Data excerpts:
--- START ---

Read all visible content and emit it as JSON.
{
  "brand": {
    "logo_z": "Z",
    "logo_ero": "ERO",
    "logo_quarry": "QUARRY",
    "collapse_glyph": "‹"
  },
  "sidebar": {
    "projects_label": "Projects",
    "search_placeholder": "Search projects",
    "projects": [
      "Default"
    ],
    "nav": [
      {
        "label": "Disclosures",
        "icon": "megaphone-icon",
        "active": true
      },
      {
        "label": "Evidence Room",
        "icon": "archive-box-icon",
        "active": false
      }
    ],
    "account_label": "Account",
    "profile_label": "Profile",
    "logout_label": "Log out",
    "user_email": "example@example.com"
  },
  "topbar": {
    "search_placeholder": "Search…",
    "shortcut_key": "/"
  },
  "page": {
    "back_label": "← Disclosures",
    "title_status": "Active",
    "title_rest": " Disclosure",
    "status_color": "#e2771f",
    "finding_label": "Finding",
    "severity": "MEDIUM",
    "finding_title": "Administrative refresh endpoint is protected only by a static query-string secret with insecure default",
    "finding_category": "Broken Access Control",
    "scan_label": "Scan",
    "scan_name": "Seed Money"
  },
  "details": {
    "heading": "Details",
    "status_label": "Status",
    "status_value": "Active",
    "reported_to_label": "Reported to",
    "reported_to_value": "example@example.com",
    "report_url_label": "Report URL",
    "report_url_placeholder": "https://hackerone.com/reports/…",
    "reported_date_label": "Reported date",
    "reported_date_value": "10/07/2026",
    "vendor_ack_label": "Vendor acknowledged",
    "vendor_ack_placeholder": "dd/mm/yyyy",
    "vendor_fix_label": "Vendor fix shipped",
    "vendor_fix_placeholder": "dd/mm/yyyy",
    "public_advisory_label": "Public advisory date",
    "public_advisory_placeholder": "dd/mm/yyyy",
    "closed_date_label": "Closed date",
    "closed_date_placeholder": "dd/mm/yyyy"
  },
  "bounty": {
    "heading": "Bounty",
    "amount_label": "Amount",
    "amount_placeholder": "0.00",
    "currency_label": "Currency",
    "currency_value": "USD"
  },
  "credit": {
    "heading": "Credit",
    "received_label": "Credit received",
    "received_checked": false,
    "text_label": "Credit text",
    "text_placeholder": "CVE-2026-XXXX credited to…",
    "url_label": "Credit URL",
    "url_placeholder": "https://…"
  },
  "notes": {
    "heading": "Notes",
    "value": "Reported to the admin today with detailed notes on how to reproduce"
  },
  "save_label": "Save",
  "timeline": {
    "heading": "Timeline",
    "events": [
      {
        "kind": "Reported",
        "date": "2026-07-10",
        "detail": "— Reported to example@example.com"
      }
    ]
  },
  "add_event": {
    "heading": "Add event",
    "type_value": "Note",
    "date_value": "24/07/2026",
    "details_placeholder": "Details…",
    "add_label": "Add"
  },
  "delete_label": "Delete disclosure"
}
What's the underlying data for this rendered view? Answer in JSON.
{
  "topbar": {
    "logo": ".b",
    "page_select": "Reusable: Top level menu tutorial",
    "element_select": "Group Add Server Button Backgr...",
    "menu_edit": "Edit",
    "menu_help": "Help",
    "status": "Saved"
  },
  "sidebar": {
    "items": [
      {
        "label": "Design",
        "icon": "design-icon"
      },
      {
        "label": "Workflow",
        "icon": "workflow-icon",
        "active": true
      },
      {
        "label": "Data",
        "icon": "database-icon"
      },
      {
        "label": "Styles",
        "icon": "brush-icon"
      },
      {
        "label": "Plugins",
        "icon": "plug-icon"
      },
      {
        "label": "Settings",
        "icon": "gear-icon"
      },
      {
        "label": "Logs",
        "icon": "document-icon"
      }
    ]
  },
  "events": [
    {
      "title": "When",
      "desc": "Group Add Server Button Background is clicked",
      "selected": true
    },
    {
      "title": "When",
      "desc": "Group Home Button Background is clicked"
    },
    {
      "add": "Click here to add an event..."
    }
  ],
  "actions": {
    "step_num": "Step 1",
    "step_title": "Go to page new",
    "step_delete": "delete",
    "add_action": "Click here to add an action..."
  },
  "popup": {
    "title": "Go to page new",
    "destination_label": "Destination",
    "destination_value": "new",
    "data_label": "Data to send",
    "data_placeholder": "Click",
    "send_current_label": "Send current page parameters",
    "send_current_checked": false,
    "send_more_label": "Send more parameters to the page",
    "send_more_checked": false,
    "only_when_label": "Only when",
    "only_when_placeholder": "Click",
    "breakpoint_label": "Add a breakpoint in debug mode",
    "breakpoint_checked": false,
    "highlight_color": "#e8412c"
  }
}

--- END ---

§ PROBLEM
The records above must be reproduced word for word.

§ RESULT OF THIS TASK
Read all visible content and emit it as JSON.
{
  "brand": {
    "logo_z": "Z",
    "logo_ero": "ERO",
    "logo_quarry": "QUARRY",
    "collapse_glyph": "‹"
  },
  "sidebar": {
    "projects_label": "Projects",
    "search_placeholder": "Search projects",
    "projects": [
      "Default"
    ],
    "nav": [
      {
        "label": "Disclosures",
        "icon": "megaphone-icon",
        "active": true
      },
      {
        "label": "Evidence Room",
        "icon": "archive-box-icon",
        "active": false
      }
    ],
    "account_label": "Account",
    "profile_label": "Profile",
    "logout_label": "Log out",
    "user_email": "example@example.com"
  },
  "topbar": {
    "search_placeholder": "Search…",
    "shortcut_key": "/"
  },
  "page": {
    "back_label": "← Disclosures",
    "title_status": "Active",
    "title_rest": " Disclosure",
    "status_color": "#e2771f",
    "finding_label": "Finding",
    "severity": "MEDIUM",
    "finding_title": "Administrative refresh endpoint is protected only by a static query-string secret with insecure default",
    "finding_category": "Broken Access Control",
    "scan_label": "Scan",
    "scan_name": "Seed Money"
  },
  "details": {
    "heading": "Details",
    "status_label": "Status",
    "status_value": "Active",
    "reported_to_label": "Reported to",
    "reported_to_value": "example@example.com",
    "report_url_label": "Report URL",
    "report_url_placeholder": "https://hackerone.com/reports/…",
    "reported_date_label": "Reported date",
    "reported_date_value": "10/07/2026",
    "vendor_ack_label": "Vendor acknowledged",
    "vendor_ack_placeholder": "dd/mm/yyyy",
    "vendor_fix_label": "Vendor fix shipped",
    "vendor_fix_placeholder": "dd/mm/yyyy",
    "public_advisory_label": "Public advisory date",
    "public_advisory_placeholder": "dd/mm/yyyy",
    "closed_date_label": "Closed date",
    "closed_date_placeholder": "dd/mm/yyyy"
  },
  "bounty": {
    "heading": "Bounty",
    "amount_label": "Amount",
    "amount_placeholder": "0.00",
    "currency_label": "Currency",
    "currency_value": "USD"
  },
  "credit": {
    "heading": "Credit",
    "received_label": "Credit received",
    "received_checked": false,
    "text_label": "Credit text",
    "text_placeholder": "CVE-2026-XXXX credited to…",
    "url_label": "Credit URL",
    "url_placeholder": "https://…"
  },
  "notes": {
    "heading": "Notes",
    "value": "Reported to the admin today with detailed notes on how to reproduce"
  },
  "save_label": "Save",
  "timeline": {
    "heading": "Timeline",
    "events": [
      {
        "kind": "Reported",
        "date": "2026-07-10",
        "detail": "— Reported to example@example.com"
      }
    ]
  },
  "add_event": {
    "heading": "Add event",
    "type_value": "Note",
    "date_value": "24/07/2026",
    "details_placeholder": "Details…",
    "add_label": "Add"
  },
  "delete_label": "Delete disclosure"
}
What's the underlying data for this rendered view? Answer in JSON.
{
  "topbar": {
    "logo": ".b",
    "page_select": "Reusable: Top level menu tutorial",
    "element_select": "Group Add Server Button Backgr...",
    "menu_edit": "Edit",
    "menu_help": "Help",
    "status": "Saved"
  },
  "sidebar": {
    "items": [
      {
        "label": "Design",
        "icon": "design-icon"
      },
      {
        "label": "Workflow",
        "icon": "workflow-icon",
        "active": true
      },
      {
        "label": "Data",
        "icon": "database-icon"
      },
      {
        "label": "Styles",
        "icon": "brush-icon"
      },
      {
        "label": "Plugins",
        "icon": "plug-icon"
      },
      {
        "label": "Settings",
        "icon": "gear-icon"
      },
      {
        "label": "Logs",
        "icon": "document-icon"
      }
    ]
  },
  "events": [
    {
      "title": "When",
      "desc": "Group Add Server Button Background is clicked",
      "selected": true
    },
    {
      "title": "When",
      "desc": "Group Home Button Background is clicked"
    },
    {
      "add": "Click here to add an event..."
    }
  ],
  "actions": {
    "step_num": "Step 1",
    "step_title": "Go to page new",
    "step_delete": "delete",
    "add_action": "Click here to add an action..."
  },
  "popup": {
    "title": "Go to page new",
    "destination_label": "Destination",
    "destination_value": "new",
    "data_label": "Data to send",
    "data_placeholder": "Click",
    "send_current_label": "Send current page parameters",
    "send_current_checked": false,
    "send_more_label": "Send more parameters to the page",
    "send_more_checked": false,
    "only_when_label": "Only when",
    "only_when_placeholder": "Click",
    "breakpoint_label": "Add a breakpoint in debug mode",
    "breakpoint_checked": false,
    "highlight_color": "#e8412c"
  }
}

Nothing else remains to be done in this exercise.